Search America's historic newspaper pages from 1789-1922 or use the U.S. Newspaper Directory to find information about American newspapers published between 1690-present. Chronicling America is sponsored jointly by the
National Endowment for the Humanities and the Library of Congress. external link Learn more
Image provided by: University of Illinois at Urbana-Champaign Library, Urbana, IL
Newspaper Page Text
now. 'Tis not the time nor the
place. Let's go downtown.'
"And we did, sayin' a few fer
vent prayers for Enrique C. Llor
ente on the way.
"And downtown Charp had to
go Jan' blow up, an' drink himself
right into a six by six cell ! That
was the last I saw of him for
"Pretty soon Consul Senor
Llorente sends for me again.
"'SIim,' says he, 'I want you to
go to Sonora and look up 2,500
stands of arms and 35,000 round
of ammunition shipped, to the
governor by the federal govern
ment and lost track of.'
"I reckon my head wasn't
workin' very well that day. Any
how I went, never thinking, an'
if it wasn't that the consul at
Negalis is an Americanized Mex
ican an' a friend of mine as well,
I would not be sittirt' here now,
with the pleasure of your com
pany. "This consul friend of mine
sent for me, an' when I came into
his riim, he examined that room
most suspicious for anyone who
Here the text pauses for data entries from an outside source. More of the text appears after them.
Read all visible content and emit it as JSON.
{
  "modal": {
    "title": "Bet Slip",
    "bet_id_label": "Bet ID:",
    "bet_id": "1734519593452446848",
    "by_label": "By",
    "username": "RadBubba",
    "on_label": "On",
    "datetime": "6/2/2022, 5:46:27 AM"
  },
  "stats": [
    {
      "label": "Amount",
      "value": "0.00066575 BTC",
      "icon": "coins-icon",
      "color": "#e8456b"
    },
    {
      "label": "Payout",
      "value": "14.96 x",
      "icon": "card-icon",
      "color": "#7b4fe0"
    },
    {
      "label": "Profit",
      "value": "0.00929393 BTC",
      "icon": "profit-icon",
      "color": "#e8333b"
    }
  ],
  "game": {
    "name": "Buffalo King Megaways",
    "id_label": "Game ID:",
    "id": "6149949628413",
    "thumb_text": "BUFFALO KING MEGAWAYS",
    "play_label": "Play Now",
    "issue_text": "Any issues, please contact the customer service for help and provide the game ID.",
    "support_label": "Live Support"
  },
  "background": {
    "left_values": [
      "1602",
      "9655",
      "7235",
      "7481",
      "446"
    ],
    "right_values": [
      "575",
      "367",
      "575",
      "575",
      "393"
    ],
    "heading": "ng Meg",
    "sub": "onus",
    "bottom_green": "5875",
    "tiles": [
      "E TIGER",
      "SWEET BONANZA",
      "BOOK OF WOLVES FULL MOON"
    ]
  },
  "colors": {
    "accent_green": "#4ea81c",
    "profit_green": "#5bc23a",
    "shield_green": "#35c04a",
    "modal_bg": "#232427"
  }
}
might have his ear glued to the
keyhole. Then he turns to me.
" 'What are you doin' here?'
"So I told him about the lost
arms an' ammunition.
" 'Maybe,' says he, thoughtful
like, at the end of my story,
'maybe did something the
Senor Llorente did not like.'
'"What!" says I.
" Tm thinkinV said he, still
real pensive like, 'that maybe ye I
were sent down heer to get killed. J
I'm thinkin' ye will get killed if
"An' with that a light began to
break in on me.
"Charp was in jail for his fool
ishness. Mahoney and MacDon
ald had been sent up the border
near Douglas, where by a
str-range chance, United States
officials were just waitin' for
them, an' were now in jail in El
Paso for breakin' the neutrality
laws. An' I was in a climate that
was not goin' to agree with me
" Twas a fine mess, but not of
the sort that appeals to me, an'
I went away from there that day.
"About September 25, 1912, I
received an' agitated wire from
Llorente. Mahoney and Mac
Donald are about to be put on
trial at this time.
" Get to tnem,' says Llorente
to me, 'before they squeal.'
"Do I look it?
"I hope not.
"What happened was this:
United States Senator Fall, who
knows Llorente, demanded a
speed ytrial. United States Sec
ret Service Agent Thompson,
who knows me, summoned me as
chief witness. The United States
district attorney, t the United
States marshal, and the whole
boilin' was there. And I put it
to them this way: -
" 'Do you expect me to squeal
on my pals? We went into Mex
ico under the orders of Consul
Enrique C. Llorente and ' we
never got paid !'
"So the .United States district